INSTRUCTIONS FOR THE TASK:
Output every record word for word.

*** THE DATA ***

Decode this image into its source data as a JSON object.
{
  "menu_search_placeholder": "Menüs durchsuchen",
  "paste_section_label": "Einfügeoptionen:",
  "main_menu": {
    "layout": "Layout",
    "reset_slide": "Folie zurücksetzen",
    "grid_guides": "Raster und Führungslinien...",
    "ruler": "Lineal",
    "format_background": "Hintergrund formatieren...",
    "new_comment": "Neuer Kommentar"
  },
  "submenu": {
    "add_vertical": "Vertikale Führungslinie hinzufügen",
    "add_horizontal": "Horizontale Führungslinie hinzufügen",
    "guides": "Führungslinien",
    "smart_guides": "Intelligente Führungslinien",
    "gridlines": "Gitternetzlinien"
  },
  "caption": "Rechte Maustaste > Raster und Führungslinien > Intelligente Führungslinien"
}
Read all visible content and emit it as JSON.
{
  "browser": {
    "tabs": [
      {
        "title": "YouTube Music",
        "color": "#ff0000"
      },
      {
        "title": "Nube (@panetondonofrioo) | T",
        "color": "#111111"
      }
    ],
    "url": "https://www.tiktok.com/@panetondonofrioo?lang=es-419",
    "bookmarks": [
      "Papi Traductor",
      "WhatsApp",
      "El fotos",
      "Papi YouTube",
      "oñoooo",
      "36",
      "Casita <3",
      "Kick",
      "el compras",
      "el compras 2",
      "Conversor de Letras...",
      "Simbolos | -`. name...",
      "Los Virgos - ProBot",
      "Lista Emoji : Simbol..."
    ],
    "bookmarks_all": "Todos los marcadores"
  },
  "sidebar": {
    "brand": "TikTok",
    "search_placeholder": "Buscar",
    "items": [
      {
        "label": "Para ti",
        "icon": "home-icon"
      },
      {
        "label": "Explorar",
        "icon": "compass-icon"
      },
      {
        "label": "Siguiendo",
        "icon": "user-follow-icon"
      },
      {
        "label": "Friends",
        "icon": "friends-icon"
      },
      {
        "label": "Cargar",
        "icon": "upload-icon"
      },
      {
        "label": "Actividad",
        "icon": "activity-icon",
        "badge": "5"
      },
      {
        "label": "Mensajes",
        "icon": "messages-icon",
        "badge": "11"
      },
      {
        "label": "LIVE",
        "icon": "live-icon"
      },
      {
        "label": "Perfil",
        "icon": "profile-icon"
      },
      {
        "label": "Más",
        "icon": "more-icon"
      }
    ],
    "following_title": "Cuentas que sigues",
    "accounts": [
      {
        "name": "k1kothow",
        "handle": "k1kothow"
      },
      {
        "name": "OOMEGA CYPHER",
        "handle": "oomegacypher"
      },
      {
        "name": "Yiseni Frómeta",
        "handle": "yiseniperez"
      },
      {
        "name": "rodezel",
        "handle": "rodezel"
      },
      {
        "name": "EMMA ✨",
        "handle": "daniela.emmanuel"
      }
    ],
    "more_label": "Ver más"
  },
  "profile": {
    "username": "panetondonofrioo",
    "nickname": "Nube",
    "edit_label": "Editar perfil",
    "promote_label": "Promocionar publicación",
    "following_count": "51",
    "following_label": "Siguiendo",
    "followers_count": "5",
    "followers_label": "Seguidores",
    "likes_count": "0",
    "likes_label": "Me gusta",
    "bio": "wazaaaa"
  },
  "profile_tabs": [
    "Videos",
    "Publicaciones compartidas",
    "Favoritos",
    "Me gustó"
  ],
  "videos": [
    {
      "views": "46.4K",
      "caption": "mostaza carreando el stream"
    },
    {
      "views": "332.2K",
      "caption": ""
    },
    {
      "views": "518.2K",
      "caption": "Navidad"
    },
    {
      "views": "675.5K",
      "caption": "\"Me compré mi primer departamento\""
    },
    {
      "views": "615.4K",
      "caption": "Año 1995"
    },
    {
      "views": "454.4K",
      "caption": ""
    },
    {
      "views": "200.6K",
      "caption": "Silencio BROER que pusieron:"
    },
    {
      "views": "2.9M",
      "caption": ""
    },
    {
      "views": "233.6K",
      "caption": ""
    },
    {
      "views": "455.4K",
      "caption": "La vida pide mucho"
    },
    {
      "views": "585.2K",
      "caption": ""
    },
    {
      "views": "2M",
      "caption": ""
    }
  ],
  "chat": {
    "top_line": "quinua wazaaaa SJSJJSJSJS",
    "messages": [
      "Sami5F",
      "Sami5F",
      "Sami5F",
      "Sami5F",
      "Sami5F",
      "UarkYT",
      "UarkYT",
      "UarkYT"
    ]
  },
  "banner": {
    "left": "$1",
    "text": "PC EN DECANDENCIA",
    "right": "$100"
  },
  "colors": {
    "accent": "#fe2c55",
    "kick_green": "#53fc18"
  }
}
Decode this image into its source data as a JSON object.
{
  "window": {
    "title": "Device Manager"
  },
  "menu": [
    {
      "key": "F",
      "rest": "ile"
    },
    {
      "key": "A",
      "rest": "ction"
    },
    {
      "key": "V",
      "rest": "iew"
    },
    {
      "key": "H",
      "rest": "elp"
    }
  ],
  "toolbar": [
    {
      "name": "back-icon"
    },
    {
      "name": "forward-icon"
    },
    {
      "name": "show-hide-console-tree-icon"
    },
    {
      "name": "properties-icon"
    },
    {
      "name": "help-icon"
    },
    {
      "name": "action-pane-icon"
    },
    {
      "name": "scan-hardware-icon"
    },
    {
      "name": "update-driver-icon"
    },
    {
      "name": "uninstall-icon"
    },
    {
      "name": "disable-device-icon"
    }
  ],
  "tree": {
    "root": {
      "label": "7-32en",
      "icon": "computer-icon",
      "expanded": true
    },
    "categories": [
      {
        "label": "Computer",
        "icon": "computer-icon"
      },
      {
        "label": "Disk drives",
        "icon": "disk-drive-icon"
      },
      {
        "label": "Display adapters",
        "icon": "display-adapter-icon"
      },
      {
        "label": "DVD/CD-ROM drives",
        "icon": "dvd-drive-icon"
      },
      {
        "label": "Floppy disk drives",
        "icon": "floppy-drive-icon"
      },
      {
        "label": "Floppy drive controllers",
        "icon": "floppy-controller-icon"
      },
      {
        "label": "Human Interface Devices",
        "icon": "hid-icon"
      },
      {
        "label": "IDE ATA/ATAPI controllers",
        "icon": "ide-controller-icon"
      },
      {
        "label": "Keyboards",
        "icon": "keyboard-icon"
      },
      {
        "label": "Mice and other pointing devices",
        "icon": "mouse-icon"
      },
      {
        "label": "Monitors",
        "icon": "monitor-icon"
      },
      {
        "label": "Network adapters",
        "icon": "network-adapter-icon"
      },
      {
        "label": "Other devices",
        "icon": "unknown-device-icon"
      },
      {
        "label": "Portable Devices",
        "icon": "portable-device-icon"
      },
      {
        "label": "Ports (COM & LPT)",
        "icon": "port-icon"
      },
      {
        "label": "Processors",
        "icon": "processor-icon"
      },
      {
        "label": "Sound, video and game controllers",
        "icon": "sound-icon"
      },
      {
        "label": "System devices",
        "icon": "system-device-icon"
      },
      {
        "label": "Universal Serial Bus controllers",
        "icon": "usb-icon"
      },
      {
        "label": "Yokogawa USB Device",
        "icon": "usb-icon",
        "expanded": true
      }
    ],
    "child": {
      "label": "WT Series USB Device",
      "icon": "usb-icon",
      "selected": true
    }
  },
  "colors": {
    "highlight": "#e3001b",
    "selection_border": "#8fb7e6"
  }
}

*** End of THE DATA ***

ANSWER TO THIS EXERCISE:
Decode this image into its source data as a JSON object.
{
  "menu_search_placeholder": "Menüs durchsuchen",
  "paste_section_label": "Einfügeoptionen:",
  "main_menu": {
    "layout": "Layout",
    "reset_slide": "Folie zurücksetzen",
    "grid_guides": "Raster und Führungslinien...",
    "ruler": "Lineal",
    "format_background": "Hintergrund formatieren...",
    "new_comment": "Neuer Kommentar"
  },
  "submenu": {
    "add_vertical": "Vertikale Führungslinie hinzufügen",
    "add_horizontal": "Horizontale Führungslinie hinzufügen",
    "guides": "Führungslinien",
    "smart_guides": "Intelligente Führungslinien",
    "gridlines": "Gitternetzlinien"
  },
  "caption": "Rechte Maustaste > Raster und Führungslinien > Intelligente Führungslinien"
}
Read all visible content and emit it as JSON.
{
  "browser": {
    "tabs": [
      {
        "title": "YouTube Music",
        "color": "#ff0000"
      },
      {
        "title": "Nube (@panetondonofrioo) | T",
        "color": "#111111"
      }
    ],
    "url": "https://www.tiktok.com/@panetondonofrioo?lang=es-419",
    "bookmarks": [
      "Papi Traductor",
      "WhatsApp",
      "El fotos",
      "Papi YouTube",
      "oñoooo",
      "36",
      "Casita <3",
      "Kick",
      "el compras",
      "el compras 2",
      "Conversor de Letras...",
      "Simbolos | -`. name...",
      "Los Virgos - ProBot",
      "Lista Emoji : Simbol..."
    ],
    "bookmarks_all": "Todos los marcadores"
  },
  "sidebar": {
    "brand": "TikTok",
    "search_placeholder": "Buscar",
    "items": [
      {
        "label": "Para ti",
        "icon": "home-icon"
      },
      {
        "label": "Explorar",
        "icon": "compass-icon"
      },
      {
        "label": "Siguiendo",
        "icon": "user-follow-icon"
      },
      {
        "label": "Friends",
        "icon": "friends-icon"
      },
      {
        "label": "Cargar",
        "icon": "upload-icon"
      },
      {
        "label": "Actividad",
        "icon": "activity-icon",
        "badge": "5"
      },
      {
        "label": "Mensajes",
        "icon": "messages-icon",
        "badge": "11"
      },
      {
        "label": "LIVE",
        "icon": "live-icon"
      },
      {
        "label": "Perfil",
        "icon": "profile-icon"
      },
      {
        "label": "Más",
        "icon": "more-icon"
      }
    ],
    "following_title": "Cuentas que sigues",
    "accounts": [
      {
        "name": "k1kothow",
        "handle": "k1kothow"
      },
      {
        "name": "OOMEGA CYPHER",
        "handle": "oomegacypher"
      },
      {
        "name": "Yiseni Frómeta",
        "handle": "yiseniperez"
      },
      {
        "name": "rodezel",
        "handle": "rodezel"
      },
      {
        "name": "EMMA ✨",
        "handle": "daniela.emmanuel"
      }
    ],
    "more_label": "Ver más"
  },
  "profile": {
    "username": "panetondonofrioo",
    "nickname": "Nube",
    "edit_label": "Editar perfil",
    "promote_label": "Promocionar publicación",
    "following_count": "51",
    "following_label": "Siguiendo",
    "followers_count": "5",
    "followers_label": "Seguidores",
    "likes_count": "0",
    "likes_label": "Me gusta",
    "bio": "wazaaaa"
  },
  "profile_tabs": [
    "Videos",
    "Publicaciones compartidas",
    "Favoritos",
    "Me gustó"
  ],
  "videos": [
    {
      "views": "46.4K",
      "caption": "mostaza carreando el stream"
    },
    {
      "views": "332.2K",
      "caption": ""
    },
    {
      "views": "518.2K",
      "caption": "Navidad"
    },
    {
      "views": "675.5K",
      "caption": "\"Me compré mi primer departamento\""
    },
    {
      "views": "615.4K",
      "caption": "Año 1995"
    },
    {
      "views": "454.4K",
      "caption": ""
    },
    {
      "views": "200.6K",
      "caption": "Silencio BROER que pusieron:"
    },
    {
      "views": "2.9M",
      "caption": ""
    },
    {
      "views": "233.6K",
      "caption": ""
    },
    {
      "views": "455.4K",
      "caption": "La vida pide mucho"
    },
    {
      "views": "585.2K",
      "caption": ""
    },
    {
      "views": "2M",
      "caption": ""
    }
  ],
  "chat": {
    "top_line": "quinua wazaaaa SJSJJSJSJS",
    "messages": [
      "Sami5F",
      "Sami5F",
      "Sami5F",
      "Sami5F",
      "Sami5F",
      "UarkYT",
      "UarkYT",
      "UarkYT"
    ]
  },
  "banner": {
    "left": "$1",
    "text": "PC EN DECANDENCIA",
    "right": "$100"
  },
  "colors": {
    "accent": "#fe2c55",
    "kick_green": "#53fc18"
  }
}
Decode this image into its source data as a JSON object.
{
  "window": {
    "title": "Device Manager"
  },
  "menu": [
    {
      "key": "F",
      "rest": "ile"
    },
    {
      "key": "A",
      "rest": "ction"
    },
    {
      "key": "V",
      "rest": "iew"
    },
    {
      "key": "H",
      "rest": "elp"
    }
  ],
  "toolbar": [
    {
      "name": "back-icon"
    },
    {
      "name": "forward-icon"
    },
    {
      "name": "show-hide-console-tree-icon"
    },
    {
      "name": "properties-icon"
    },
    {
      "name": "help-icon"
    },
    {
      "name": "action-pane-icon"
    },
    {
      "name": "scan-hardware-icon"
    },
    {
      "name": "update-driver-icon"
    },
    {
      "name": "uninstall-icon"
    },
    {
      "name": "disable-device-icon"
    }
  ],
  "tree": {
    "root": {
      "label": "7-32en",
      "icon": "computer-icon",
      "expanded": true
    },
    "categories": [
      {
        "label": "Computer",
        "icon": "computer-icon"
      },
      {
        "label": "Disk drives",
        "icon": "disk-drive-icon"
      },
      {
        "label": "Display adapters",
        "icon": "display-adapter-icon"
      },
      {
        "label": "DVD/CD-ROM drives",
        "icon": "dvd-drive-icon"
      },
      {
        "label": "Floppy disk drives",
        "icon": "floppy-drive-icon"
      },
      {
        "label": "Floppy drive controllers",
        "icon": "floppy-controller-icon"
      },
      {
        "label": "Human Interface Devices",
        "icon": "hid-icon"
      },
      {
        "label": "IDE ATA/ATAPI controllers",
        "icon": "ide-controller-icon"
      },
      {
        "label": "Keyboards",
        "icon": "keyboard-icon"
      },
      {
        "label": "Mice and other pointing devices",
        "icon": "mouse-icon"
      },
      {
        "label": "Monitors",
        "icon": "monitor-icon"
      },
      {
        "label": "Network adapters",
        "icon": "network-adapter-icon"
      },
      {
        "label": "Other devices",
        "icon": "unknown-device-icon"
      },
      {
        "label": "Portable Devices",
        "icon": "portable-device-icon"
      },
      {
        "label": "Ports (COM & LPT)",
        "icon": "port-icon"
      },
      {
        "label": "Processors",
        "icon": "processor-icon"
      },
      {
        "label": "Sound, video and game controllers",
        "icon": "sound-icon"
      },
      {
        "label": "System devices",
        "icon": "system-device-icon"
      },
      {
        "label": "Universal Serial Bus controllers",
        "icon": "usb-icon"
      },
      {
        "label": "Yokogawa USB Device",
        "icon": "usb-icon",
        "expanded": true
      }
    ],
    "child": {
      "label": "WT Series USB Device",
      "icon": "usb-icon",
      "selected": true
    }
  },
  "colors": {
    "highlight": "#e3001b",
    "selection_border": "#8fb7e6"
  }
}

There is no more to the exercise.